  • Whoever made this spreadsheet deserves a raise.

Tips When Writing Complex Sentences

Remember the following tips when forming complex statements using dependent and independent clauses in writing.

Don’t Lose Sight of Your Main Idea

Punctuations and a comma combination can result in ever-longer statements. Even if your single sentence structure follows grammar rules, your primary thoughts may be unclear to your reader.

Avoid Run-On Sentences

A run-on sentence occurs when the writer does not correctly connect two clauses in a complex statement. This writing error is the equivalent of the comma splice error in the compound and compound-complex sentences.

Don’t forget the rules on commas and subordinating conjunctions so you can avoid these mistakes.

Don’t Confuse Compound Sentences with Complex Sentences

Complex sentences share similarities with compound sentences, so don’t feel bad for mixing them up. Compound ones are a single sentence that contains two or more independent clauses. 

Meanwhile, complex sentences are one of the types of sentences with an independent and a dependent clause.

The main tip for differentiating between the varied sentence structures is to check the conjunction. If it uses coordinating conjunctions (FANBOYS), it’s a compound sentence.

Write Complex Sentences Properly

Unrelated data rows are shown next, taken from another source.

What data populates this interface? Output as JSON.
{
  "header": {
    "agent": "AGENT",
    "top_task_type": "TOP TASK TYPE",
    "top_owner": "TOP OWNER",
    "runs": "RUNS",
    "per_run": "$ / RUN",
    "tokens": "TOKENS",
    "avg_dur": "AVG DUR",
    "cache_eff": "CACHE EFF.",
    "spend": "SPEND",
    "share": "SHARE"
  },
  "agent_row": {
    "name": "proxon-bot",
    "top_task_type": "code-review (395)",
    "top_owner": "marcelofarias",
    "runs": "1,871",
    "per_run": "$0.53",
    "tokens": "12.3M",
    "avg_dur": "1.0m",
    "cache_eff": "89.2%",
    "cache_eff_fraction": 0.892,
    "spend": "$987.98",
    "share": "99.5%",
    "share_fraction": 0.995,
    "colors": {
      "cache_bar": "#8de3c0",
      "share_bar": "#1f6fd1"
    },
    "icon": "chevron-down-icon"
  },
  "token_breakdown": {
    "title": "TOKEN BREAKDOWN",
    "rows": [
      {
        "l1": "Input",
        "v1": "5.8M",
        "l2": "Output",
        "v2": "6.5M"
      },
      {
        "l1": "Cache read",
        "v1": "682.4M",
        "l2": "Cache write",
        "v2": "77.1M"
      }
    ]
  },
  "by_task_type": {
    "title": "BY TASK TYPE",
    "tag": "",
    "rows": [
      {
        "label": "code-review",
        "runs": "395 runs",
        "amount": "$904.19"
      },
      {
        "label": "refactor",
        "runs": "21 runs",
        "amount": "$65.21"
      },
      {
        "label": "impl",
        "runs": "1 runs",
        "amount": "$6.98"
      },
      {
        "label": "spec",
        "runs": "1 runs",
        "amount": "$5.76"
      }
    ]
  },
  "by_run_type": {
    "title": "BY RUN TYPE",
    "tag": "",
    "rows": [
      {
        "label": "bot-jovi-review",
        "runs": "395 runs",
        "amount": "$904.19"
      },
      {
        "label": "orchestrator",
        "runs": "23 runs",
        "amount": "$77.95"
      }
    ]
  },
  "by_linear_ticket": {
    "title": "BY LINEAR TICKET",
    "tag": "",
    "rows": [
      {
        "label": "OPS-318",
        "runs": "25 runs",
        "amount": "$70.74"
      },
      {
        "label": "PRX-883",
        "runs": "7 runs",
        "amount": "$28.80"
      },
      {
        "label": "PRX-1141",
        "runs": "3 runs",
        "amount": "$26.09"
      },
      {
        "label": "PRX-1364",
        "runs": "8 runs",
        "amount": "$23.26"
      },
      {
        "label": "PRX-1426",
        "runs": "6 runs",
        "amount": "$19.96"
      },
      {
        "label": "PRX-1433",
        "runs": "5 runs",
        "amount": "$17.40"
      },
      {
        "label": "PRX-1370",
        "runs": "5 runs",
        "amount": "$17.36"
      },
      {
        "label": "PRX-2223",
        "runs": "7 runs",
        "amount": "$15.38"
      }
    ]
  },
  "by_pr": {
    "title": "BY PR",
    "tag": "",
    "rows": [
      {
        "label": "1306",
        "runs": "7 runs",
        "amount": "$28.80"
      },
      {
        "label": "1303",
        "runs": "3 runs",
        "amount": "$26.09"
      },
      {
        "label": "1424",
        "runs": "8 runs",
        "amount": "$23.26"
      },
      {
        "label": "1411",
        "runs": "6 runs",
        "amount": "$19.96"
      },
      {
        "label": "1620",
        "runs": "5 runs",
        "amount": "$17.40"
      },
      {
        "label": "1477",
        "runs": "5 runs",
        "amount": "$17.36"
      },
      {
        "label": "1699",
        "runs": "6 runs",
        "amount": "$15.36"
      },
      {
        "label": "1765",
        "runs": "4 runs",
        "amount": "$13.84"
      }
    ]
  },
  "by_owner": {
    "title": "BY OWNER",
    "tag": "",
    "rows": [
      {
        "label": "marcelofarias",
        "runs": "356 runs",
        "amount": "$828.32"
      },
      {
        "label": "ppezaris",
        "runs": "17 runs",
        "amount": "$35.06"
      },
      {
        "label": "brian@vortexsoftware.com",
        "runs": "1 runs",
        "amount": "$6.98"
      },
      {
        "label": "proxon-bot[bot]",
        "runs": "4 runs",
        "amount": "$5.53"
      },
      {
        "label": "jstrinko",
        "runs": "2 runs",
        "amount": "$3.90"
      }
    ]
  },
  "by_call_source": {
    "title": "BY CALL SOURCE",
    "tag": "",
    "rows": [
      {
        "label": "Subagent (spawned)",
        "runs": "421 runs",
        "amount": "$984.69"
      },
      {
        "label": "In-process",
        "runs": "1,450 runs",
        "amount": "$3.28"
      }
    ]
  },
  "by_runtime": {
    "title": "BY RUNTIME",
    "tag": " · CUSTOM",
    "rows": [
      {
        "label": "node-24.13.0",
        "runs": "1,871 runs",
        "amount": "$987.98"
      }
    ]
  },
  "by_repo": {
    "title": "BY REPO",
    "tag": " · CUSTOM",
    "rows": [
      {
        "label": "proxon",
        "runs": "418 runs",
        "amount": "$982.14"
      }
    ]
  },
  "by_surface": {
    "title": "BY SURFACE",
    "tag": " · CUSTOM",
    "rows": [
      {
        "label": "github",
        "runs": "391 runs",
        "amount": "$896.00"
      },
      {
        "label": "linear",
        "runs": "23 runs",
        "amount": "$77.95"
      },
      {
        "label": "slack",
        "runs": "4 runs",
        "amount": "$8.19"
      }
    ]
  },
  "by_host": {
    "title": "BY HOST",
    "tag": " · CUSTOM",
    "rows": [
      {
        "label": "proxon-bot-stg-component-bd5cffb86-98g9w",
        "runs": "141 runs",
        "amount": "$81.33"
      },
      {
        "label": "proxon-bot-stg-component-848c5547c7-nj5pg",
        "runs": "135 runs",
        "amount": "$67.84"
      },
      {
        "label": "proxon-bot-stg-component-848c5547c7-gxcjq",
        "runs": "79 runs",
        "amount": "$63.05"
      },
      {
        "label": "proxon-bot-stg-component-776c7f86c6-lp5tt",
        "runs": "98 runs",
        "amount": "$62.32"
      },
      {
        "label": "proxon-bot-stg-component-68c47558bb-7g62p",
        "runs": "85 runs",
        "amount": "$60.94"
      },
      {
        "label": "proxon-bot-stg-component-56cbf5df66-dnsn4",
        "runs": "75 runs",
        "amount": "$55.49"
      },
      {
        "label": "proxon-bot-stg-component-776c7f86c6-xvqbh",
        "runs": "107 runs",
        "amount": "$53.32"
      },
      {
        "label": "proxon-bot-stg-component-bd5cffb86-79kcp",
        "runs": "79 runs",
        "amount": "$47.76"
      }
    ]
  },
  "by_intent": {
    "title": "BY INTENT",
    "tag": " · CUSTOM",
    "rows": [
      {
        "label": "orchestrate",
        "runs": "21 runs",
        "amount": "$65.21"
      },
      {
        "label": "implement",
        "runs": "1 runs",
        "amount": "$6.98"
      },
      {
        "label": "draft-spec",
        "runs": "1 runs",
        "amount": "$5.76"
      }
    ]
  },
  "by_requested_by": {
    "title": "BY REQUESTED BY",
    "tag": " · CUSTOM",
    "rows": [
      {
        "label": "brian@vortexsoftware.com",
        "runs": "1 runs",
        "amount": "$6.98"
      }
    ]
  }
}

Learning the basic sentence structures will help you practice variety in your writing. Overusing one style of sentence can make you sound monotonous and boring.  

One of the four basic sentence types is the complex sentence, which contains one dependent and one independent clause.

Remember these writing strategies when writing complex sentences:

  • Use subordinating conjunction.
  • Only add a comma when the subordinate or dependent clause comes first.
  • Don’t lose sight of your main idea.